Condensation can form inside your device if you turn it on while it’s still cold. The best advice I’ve found to avoid this is to wait until your toy — or essential life device (ELD) as the toys are fast becoming — reaches room temperature before turning it on. Other management options are to try and keep the things warm in the first place. There are laptop warmers out there, and someone is probably bringing heated iPad cases to market as we speak, but the tried and true option is to keep the device close to your body. This only works if you dress warmly, however — and it really only works for smartphones or little wee-tablets.
If you do see condensation, don’t turn on your device. Wait! You’ll want to check if it’s still working but that is an incredibly bad idea! Instead, stick the thing in some uncooked rice — cover it! — and let that attempt to draw the moisture out. It may or may not work, but it’s your best chance, even if you drop your device in a puddle or something.

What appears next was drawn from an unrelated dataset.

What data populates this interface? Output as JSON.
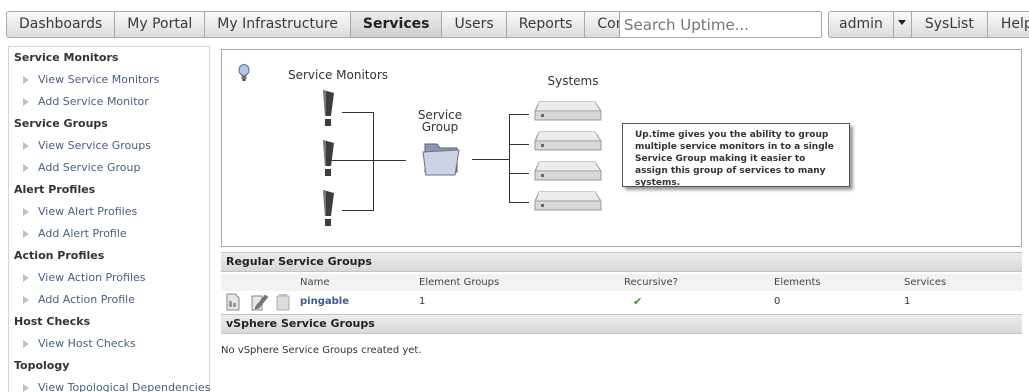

The phone doesn’t stop ringing just because it’s cold. You can always purchase (or make) some gloves with removable or conductive finger-tips, but a better option in extreme cold weather is to just keep the thing in your pocket and use a good earbud with inline mic and call answer buttons. Something with music track-changing buttons doesn’t hurt either.
Here’s something I didn’t know: I had no idea that leaving your device in sleep mode can increase the potential for problems and damage in cold weather. I read this on a couple of different sites and, while no one ever said why, they all said that turning off your device completely — at least in regard to laptops and netbooks — is always a good idea before going out into the frozen outside world. Better safe than sorry, I say.
Some sites also advised wrapping your device up in a scarf or something if you have to leave it in your car. If you use it often, this could work, as it will help to keep the device’s generated heat from dissipating. If you leave it out over night — or even for an hour — in really cold weather, however, wrapping it up won’t do a thing. Not unless what you wrap it in has it’s own heat source.
So what do you do to protect your portable electronic devices — smartphones, tablets, laptops, et al — in extreme cold weather?